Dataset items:
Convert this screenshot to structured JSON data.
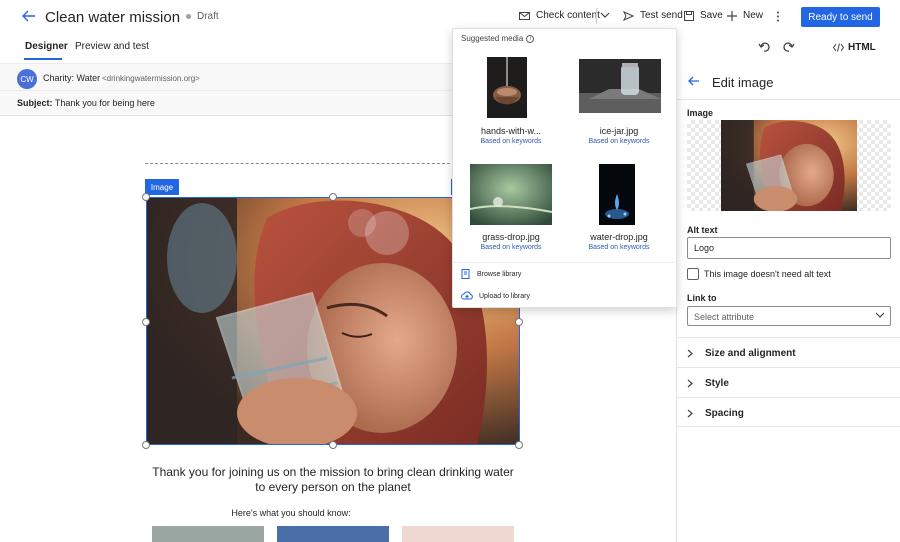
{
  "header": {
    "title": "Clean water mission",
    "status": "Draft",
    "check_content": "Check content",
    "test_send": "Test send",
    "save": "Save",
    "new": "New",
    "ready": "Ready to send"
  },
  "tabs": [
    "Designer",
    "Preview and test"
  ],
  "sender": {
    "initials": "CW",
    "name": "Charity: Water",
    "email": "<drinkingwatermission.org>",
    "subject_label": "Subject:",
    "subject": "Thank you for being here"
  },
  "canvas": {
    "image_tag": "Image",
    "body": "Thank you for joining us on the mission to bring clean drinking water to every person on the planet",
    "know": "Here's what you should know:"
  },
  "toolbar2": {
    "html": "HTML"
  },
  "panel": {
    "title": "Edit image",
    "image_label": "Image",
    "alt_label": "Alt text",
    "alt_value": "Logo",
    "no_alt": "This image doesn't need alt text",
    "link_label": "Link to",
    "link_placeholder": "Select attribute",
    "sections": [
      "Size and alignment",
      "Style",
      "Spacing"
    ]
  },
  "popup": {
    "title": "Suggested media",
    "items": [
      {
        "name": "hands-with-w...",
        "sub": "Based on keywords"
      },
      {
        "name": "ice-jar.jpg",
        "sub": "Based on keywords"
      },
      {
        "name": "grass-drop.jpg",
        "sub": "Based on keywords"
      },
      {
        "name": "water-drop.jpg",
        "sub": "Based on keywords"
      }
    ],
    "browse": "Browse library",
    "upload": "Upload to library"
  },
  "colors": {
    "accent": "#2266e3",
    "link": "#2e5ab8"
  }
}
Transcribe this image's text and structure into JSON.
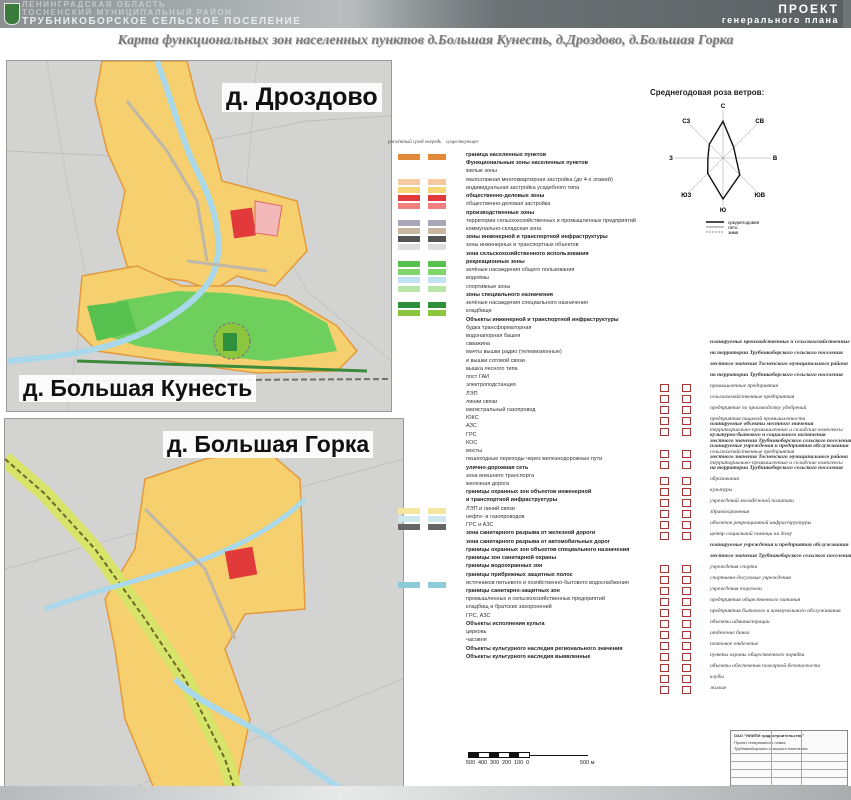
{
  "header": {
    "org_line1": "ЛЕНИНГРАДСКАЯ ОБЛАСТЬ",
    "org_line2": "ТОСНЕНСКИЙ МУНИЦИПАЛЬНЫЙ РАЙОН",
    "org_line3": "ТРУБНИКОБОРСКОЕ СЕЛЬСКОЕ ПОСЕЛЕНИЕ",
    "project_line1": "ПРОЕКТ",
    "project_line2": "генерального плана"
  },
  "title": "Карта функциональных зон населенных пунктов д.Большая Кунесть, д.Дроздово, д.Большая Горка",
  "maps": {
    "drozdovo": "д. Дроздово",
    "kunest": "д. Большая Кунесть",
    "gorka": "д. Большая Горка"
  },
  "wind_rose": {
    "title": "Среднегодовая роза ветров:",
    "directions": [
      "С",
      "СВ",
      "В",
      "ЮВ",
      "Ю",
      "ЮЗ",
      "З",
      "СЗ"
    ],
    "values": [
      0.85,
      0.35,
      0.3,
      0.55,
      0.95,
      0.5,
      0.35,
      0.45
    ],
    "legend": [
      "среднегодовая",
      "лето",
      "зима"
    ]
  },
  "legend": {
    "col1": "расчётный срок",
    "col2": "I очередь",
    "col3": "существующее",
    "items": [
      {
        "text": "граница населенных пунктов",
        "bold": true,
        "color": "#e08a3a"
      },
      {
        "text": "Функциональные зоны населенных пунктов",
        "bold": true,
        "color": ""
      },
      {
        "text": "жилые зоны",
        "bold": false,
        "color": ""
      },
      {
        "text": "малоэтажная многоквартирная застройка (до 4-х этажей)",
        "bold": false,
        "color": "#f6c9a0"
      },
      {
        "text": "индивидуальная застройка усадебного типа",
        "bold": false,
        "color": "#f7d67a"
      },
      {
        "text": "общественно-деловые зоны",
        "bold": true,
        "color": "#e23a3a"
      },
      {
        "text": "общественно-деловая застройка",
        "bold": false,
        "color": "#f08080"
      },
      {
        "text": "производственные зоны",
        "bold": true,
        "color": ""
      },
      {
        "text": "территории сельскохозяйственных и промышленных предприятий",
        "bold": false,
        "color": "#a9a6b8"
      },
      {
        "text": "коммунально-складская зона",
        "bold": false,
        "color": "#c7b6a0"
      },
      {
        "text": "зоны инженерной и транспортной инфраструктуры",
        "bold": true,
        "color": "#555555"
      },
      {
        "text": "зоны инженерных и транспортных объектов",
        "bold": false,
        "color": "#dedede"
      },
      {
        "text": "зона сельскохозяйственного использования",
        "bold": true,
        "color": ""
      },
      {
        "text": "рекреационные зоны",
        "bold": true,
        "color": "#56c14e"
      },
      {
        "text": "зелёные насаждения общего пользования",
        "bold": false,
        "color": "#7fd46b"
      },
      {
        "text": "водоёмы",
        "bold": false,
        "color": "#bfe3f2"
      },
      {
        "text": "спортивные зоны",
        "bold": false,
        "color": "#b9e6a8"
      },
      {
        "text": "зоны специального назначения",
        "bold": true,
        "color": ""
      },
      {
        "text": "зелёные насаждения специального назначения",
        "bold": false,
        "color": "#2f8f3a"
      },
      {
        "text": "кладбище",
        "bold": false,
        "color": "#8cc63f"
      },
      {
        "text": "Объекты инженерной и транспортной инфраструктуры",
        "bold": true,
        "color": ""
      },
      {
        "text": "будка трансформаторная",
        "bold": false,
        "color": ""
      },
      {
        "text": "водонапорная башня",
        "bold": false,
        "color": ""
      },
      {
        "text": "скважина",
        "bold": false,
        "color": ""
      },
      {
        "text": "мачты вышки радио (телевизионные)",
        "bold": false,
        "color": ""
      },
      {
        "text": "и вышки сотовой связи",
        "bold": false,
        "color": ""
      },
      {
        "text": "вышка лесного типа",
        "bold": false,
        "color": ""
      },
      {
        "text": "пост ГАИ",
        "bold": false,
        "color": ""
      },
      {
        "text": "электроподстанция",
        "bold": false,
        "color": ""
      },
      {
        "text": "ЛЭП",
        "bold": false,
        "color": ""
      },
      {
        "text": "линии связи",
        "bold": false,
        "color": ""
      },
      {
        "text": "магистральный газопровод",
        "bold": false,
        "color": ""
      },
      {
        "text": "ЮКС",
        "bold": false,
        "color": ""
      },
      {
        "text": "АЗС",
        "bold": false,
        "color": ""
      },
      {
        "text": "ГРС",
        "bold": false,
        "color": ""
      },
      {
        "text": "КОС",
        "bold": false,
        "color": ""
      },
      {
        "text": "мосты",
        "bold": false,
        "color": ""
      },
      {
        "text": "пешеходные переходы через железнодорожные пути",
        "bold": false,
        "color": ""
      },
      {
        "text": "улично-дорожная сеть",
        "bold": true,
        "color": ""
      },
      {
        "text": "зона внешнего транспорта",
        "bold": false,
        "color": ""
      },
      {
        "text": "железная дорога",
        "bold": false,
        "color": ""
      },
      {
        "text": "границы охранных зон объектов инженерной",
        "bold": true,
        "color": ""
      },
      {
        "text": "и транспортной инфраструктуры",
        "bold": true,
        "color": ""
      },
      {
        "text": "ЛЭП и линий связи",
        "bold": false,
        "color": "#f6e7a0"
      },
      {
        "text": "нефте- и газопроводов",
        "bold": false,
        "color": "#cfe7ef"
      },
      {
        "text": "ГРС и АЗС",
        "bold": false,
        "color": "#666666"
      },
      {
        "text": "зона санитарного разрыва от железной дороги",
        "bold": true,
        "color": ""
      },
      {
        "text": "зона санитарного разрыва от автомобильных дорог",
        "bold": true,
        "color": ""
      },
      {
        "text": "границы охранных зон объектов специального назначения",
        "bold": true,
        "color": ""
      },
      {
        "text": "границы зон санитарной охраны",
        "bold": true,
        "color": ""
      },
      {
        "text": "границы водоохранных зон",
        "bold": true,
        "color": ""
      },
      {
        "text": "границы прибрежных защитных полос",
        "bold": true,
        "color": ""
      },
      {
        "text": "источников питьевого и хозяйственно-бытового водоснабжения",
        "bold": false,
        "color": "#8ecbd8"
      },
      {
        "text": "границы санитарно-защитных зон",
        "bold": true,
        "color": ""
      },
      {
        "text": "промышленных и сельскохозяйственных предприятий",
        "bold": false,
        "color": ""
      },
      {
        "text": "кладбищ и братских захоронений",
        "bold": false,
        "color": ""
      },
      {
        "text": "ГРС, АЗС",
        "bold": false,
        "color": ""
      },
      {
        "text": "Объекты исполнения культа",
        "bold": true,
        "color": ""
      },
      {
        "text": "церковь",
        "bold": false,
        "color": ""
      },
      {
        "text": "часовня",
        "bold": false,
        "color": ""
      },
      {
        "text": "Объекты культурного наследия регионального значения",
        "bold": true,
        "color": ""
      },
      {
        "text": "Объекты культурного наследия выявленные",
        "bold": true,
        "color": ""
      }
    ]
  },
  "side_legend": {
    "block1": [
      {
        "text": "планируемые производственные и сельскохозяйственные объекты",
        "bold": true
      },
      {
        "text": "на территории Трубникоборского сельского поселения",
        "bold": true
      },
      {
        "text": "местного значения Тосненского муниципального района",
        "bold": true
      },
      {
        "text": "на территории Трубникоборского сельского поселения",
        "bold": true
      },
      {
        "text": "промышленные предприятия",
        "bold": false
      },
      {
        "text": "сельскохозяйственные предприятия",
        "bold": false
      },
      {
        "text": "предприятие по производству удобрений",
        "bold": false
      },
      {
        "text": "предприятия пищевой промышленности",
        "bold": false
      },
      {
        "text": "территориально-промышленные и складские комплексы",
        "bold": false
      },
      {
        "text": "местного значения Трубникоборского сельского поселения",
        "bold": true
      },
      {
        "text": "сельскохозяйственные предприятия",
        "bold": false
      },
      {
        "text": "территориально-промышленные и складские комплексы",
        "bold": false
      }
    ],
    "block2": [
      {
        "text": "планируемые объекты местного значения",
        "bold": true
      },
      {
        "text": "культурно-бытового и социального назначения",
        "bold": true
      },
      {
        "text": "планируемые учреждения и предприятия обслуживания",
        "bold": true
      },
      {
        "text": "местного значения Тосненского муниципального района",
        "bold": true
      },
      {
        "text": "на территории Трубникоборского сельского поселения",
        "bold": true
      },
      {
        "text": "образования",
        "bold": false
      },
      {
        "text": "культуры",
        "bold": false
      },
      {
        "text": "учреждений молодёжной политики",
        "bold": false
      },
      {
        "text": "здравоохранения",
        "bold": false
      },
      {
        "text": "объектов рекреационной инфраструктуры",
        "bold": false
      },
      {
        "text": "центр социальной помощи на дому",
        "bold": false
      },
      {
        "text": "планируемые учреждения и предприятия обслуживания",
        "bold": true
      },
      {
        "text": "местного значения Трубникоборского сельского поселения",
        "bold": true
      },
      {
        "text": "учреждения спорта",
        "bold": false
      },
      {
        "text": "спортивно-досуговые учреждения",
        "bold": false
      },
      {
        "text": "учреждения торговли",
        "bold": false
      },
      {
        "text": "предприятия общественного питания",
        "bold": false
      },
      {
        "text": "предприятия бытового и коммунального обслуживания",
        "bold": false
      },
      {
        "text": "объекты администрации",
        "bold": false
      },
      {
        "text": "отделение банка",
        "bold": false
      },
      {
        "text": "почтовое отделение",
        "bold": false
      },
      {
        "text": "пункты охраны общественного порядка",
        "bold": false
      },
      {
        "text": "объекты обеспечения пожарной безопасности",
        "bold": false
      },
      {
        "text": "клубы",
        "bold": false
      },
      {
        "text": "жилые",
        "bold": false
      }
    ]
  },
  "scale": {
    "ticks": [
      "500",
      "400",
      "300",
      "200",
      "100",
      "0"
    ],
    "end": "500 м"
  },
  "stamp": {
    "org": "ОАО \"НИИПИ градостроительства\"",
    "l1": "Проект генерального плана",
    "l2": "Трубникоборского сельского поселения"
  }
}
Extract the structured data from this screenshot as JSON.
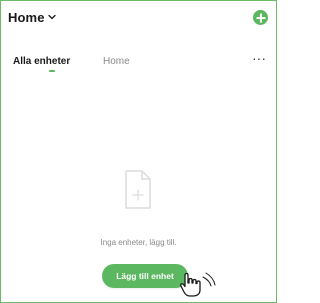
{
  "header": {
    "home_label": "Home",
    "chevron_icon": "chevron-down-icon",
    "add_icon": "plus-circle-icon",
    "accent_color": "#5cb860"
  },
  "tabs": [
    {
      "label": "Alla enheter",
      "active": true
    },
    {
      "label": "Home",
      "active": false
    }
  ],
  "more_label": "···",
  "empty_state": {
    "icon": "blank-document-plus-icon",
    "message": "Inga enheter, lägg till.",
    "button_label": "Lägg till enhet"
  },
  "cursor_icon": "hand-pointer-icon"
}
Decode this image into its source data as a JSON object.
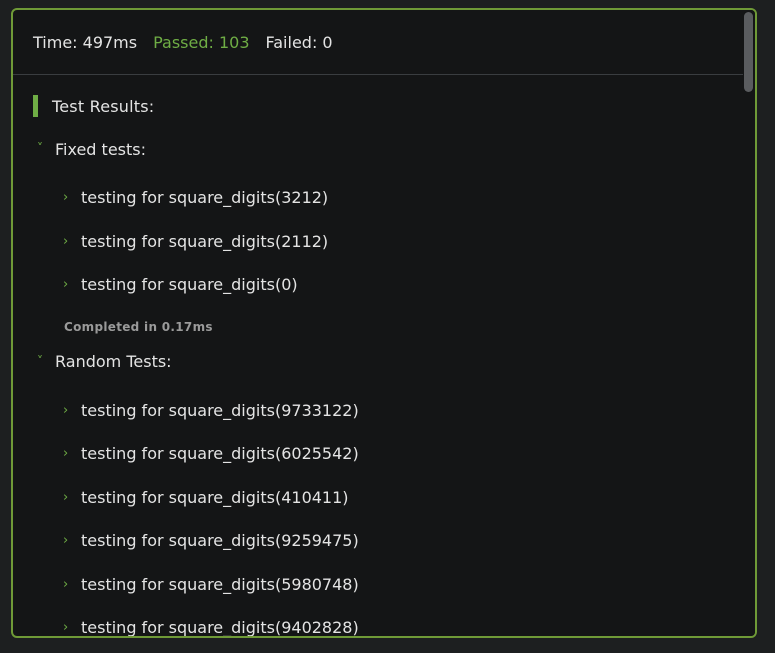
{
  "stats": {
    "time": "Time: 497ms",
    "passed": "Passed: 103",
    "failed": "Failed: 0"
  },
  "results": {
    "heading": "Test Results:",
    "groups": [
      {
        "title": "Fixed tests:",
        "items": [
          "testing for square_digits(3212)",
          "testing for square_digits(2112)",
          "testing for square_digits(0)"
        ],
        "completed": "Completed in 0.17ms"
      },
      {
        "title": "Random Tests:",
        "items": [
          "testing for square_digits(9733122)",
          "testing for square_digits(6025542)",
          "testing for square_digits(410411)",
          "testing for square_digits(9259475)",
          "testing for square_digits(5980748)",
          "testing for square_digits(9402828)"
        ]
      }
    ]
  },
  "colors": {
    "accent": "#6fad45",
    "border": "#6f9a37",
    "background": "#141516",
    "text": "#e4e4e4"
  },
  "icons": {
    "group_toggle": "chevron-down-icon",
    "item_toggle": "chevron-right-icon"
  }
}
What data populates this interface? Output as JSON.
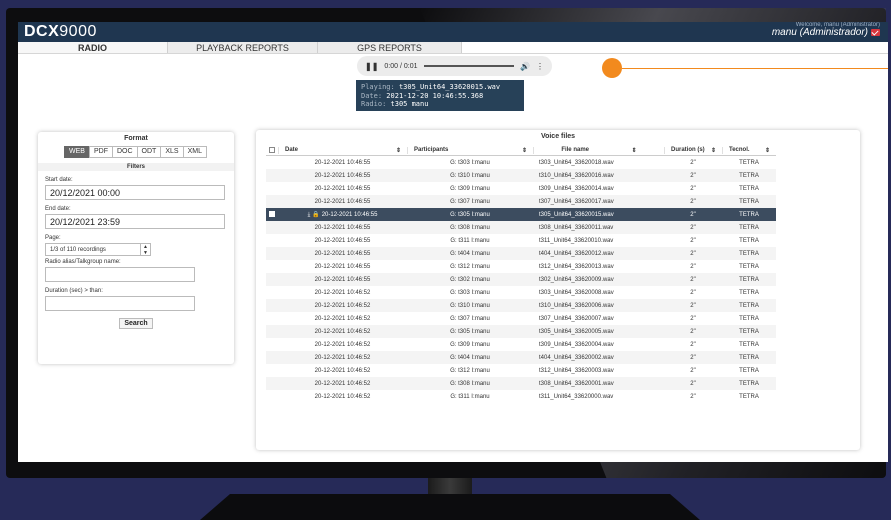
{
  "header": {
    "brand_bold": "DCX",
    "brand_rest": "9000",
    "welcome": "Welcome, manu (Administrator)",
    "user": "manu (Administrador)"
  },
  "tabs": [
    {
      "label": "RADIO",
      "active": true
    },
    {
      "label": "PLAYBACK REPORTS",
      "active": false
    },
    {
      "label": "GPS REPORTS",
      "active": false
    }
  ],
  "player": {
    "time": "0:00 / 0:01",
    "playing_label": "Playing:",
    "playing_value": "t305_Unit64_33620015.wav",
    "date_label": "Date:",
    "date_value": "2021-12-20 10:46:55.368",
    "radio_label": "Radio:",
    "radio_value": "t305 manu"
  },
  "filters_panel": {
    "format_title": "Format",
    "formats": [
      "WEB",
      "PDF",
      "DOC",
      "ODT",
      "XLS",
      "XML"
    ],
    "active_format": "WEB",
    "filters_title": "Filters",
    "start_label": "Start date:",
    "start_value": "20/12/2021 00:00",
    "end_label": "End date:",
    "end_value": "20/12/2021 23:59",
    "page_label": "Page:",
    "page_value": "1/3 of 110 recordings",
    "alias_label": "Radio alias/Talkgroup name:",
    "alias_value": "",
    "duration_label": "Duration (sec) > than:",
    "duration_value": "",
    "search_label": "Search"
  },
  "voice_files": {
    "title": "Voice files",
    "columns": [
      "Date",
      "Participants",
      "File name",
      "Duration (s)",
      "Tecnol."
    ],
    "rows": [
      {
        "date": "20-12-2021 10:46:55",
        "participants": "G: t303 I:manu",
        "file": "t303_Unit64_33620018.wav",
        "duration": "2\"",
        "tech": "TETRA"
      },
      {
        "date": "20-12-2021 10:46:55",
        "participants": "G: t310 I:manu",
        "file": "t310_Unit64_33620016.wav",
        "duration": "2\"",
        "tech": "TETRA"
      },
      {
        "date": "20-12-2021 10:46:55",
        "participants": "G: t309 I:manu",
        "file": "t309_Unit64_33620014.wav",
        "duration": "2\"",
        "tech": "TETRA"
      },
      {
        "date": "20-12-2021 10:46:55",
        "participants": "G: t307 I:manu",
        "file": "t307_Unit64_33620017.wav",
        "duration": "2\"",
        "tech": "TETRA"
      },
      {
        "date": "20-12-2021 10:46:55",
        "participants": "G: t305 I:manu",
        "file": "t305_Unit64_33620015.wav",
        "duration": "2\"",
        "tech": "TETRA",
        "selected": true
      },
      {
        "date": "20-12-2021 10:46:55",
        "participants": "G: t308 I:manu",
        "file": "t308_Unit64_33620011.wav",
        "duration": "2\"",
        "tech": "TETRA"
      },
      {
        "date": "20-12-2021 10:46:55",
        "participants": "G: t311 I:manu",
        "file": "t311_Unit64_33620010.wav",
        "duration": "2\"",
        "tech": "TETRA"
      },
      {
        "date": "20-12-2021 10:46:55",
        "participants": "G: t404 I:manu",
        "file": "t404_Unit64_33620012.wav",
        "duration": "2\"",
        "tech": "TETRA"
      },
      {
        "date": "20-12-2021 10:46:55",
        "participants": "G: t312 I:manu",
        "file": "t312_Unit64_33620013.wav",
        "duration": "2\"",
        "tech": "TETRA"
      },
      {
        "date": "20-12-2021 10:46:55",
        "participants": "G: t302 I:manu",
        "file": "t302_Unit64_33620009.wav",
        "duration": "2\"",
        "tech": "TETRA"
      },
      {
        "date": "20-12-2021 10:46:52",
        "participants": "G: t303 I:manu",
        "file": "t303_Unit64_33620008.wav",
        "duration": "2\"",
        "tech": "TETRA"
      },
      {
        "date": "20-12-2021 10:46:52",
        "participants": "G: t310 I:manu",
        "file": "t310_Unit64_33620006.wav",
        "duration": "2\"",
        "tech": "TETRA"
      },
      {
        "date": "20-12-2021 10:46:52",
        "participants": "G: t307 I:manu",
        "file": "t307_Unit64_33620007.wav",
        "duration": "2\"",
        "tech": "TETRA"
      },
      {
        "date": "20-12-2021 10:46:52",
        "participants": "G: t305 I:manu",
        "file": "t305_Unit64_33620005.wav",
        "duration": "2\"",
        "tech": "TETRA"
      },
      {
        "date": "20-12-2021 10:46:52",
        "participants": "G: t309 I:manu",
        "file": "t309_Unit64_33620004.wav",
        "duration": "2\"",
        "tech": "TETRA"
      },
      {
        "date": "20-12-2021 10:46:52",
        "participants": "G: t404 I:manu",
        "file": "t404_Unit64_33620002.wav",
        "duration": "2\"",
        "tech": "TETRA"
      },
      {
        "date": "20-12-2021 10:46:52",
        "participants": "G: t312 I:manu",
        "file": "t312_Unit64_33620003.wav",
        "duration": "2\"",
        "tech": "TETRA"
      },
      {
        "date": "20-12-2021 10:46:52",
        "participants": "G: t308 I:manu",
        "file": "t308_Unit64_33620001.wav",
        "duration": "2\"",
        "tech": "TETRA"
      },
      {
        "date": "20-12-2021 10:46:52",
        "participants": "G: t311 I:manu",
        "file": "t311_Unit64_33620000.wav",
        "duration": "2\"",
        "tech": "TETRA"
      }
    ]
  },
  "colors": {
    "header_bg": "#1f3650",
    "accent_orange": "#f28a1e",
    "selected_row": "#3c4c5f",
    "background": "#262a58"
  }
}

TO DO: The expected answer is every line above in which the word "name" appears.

ANSWER BOX:
    "name": "Charity: Water",
        "name": "hands-with-w...",
        "name": "ice-jar.jpg",
        "name": "grass-drop.jpg",
        "name": "water-drop.jpg",
    "alias_label": "Radio alias/Talkgroup name:",
      "File name",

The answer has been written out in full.